**The task**
If a line below includes the string "Sports", copy it.

**Element data from apps and pages**
........

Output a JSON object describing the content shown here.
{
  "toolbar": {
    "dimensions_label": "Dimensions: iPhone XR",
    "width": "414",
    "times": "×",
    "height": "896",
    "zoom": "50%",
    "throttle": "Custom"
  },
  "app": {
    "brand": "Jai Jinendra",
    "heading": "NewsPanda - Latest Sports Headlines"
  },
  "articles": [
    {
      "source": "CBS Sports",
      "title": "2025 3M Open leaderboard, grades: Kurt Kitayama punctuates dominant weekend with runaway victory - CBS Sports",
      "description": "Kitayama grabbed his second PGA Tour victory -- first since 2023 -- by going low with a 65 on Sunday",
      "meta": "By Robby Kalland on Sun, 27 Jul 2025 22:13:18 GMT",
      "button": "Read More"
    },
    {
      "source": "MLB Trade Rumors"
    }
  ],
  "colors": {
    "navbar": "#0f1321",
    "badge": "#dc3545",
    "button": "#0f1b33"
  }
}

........

**Exercise answer**
    "heading": "NewsPanda - Latest Sports Headlines"
      "source": "CBS Sports",
      "title": "2025 3M Open leaderboard, grades: Kurt Kitayama punctuates dominant weekend with runaway victory - CBS Sports",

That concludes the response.